A natural history exhibit in an unlikely location offers a glimpse at Western Washington's geologic past.
It's another of those "hidden Bellingham" places that never cease to enthrall us: In the hallways of the Environmental Studies building at Western Washington University are fossils, gems and minerals, examples of scientific tools and displays that trace this area's prehistory.
It's in the center of campus, a short walk from Red Square, near university parking and accessible by bus from routes that start downtown. It's free to the public when the building is open during the academic year and weekdays only when school is not in session, generally 7 a.m. to 9 p.m. weekdays, 7 a.m. to 6 p.m. Saturdays and 7:30 a.m. to 6 p.m. Sundays.
"We try to focus on telling the natural history story of the Northwest," said George Mustoe, a research tech in the geology department who's slowly been building the collection since 1980, when he discovered a mammoth tooth near the Skagit County town of Marblemount.
"We really like people to come and visit," he said. "We also get a lot of school groups."
Over the past 25 years, Mustoe has used his own woodworking skills and sought favors from artistic friends and colleagues to mount an impressive collection that adorns the hallways of three floors in the building, which is home to WWU's Huxley College of the Environment and the geology department.
Though it's not a museum in the strict sense of the word, the exhibits are displayed and labeled to spark the viewer's interest. They're at just the right height for children, too - and they attract classes of youngsters in schools as far away as Seattle.
On the first floor, you'll see such items as gems and minerals from around Washington, including amethyst crystals collected along the Snoqualmie River in King County, copper ore unearthed near Mount St. Helens, and agates and calcite crystals from Red Top Mountain near Sauk Pass. There's a display of mining tools from the Yukon Gold Rush of 1896-98 and information about women in the mining camps.

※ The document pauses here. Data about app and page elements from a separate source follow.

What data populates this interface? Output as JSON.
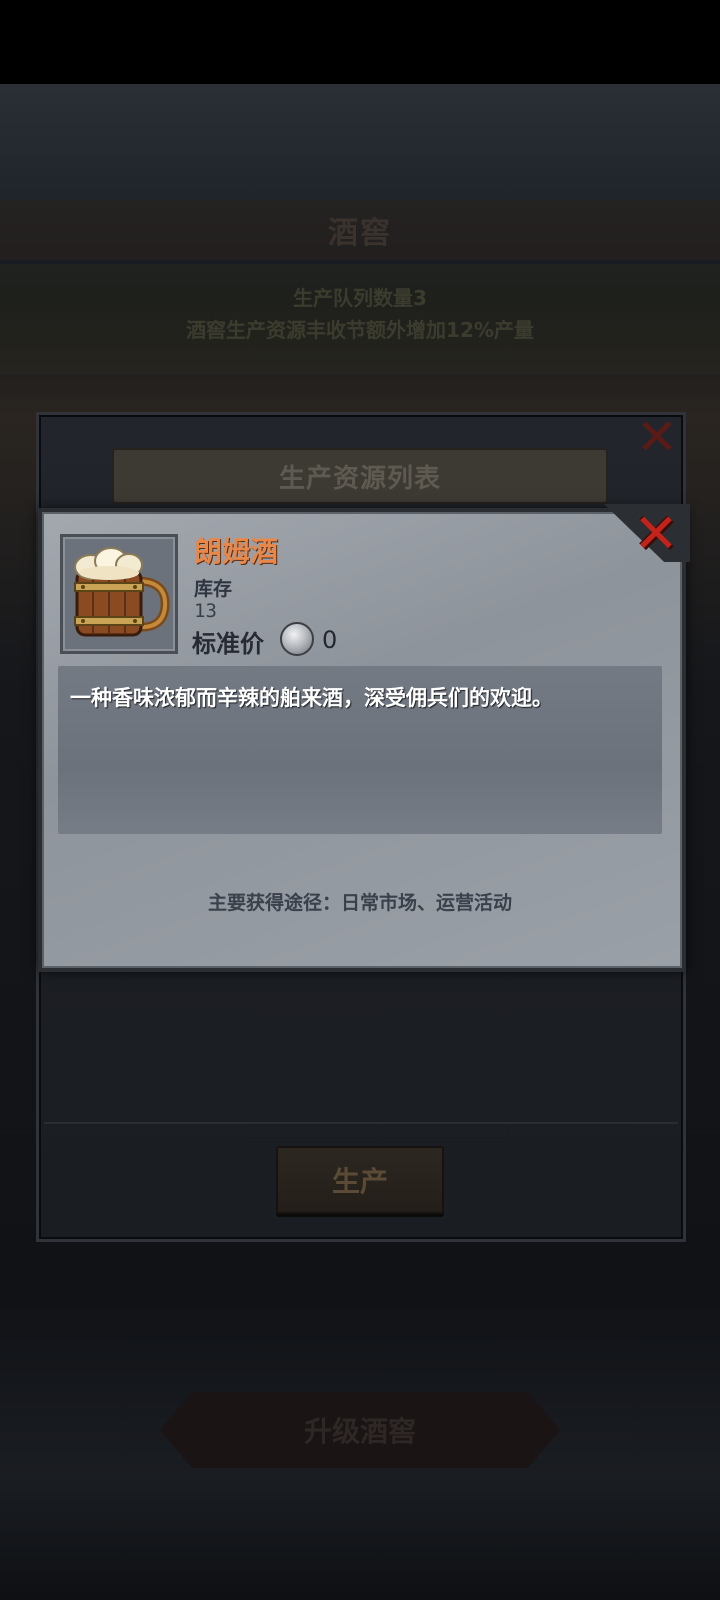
{
  "background": {
    "title": "酒窖",
    "queue_info": "生产队列数量3",
    "bonus_info": "酒窖生产资源丰收节额外增加12%产量",
    "upgrade_button": "升级酒窖"
  },
  "list_panel": {
    "title": "生产资源列表",
    "produce_button": "生产"
  },
  "item_detail": {
    "name": "朗姆酒",
    "stock_label": "库存",
    "stock_value": "13",
    "price_label": "标准价",
    "price_value": "0",
    "description": "一种香味浓郁而辛辣的舶来酒，深受佣兵们的欢迎。",
    "source": "主要获得途径：日常市场、运营活动",
    "icon": "beer-mug-icon",
    "currency_icon": "silver-coin-icon"
  },
  "colors": {
    "item_name": "#e8874a",
    "close_x": "#c4231b",
    "panel_bg": "#9aa0a7"
  }
}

You'll also find several fossils taken from the Racehorse Creek area in the Mount Baker foothills, including four-foot palm fronds and the footprints of a crocodile - examples of how this area's climate has changed over the millennia.
"Rock hounds have been really generous in giving me specimens," Mustoe said, although he admits they are "somewhat random in nature."
Also on the first floor is a fossil footprint of a kind of prehistoric ostrich called a diatryma, complete with artistic renderings of what it looked like and photographs showing how the fossil footprint was recovered and transported to WWU.
Just below, on what's called the ground floor, are cases full of antique microscopes, geologists' hammers and picks, and a motorized drill for taking rock samples. On the second floor - home to the geology department - are exhibits that "run heavily into fossils," Mustoe said.
Among the more fascinating exhibits on the first floor is a bathometric map of Lake Whatcom, showing its depths in stark relief. Mustoe said the surrounding hillsides were made of cardboard and have been lost, but the 20-foot fiberglass exhibit is stunning to see.
Another curiosity on the first floor - a topographic model of the Fairhaven and South Hill neighborhoods circa 1960 - appeared in the hallway one day and no one seems to know where it came from, Mustoe said.
"It's really kind of a mystery," he said. "It's basically a found object," but he suspects it may have been part of a city planning project from when Interstate 5 was constructed through town. The freeway is shown in yellow tape across the gray map.
To see photographs of some of Mustoe's exhibits, go online to wwu.edu/map/bldgs/es.shtml and click on the "building photo tour" hot link. Find floors plans of environmental studies online at wwu.edu/wwuarchitect/pages/campusfloorplans.shtml. A campus map is online at wwu.edu/map.
Environmental studies is just south of Arntzen hall, which offers a small cafe and a market in the first floor.
Reach Robert Mittendorf at 360-756-2805 or firstname.lastname@example.org.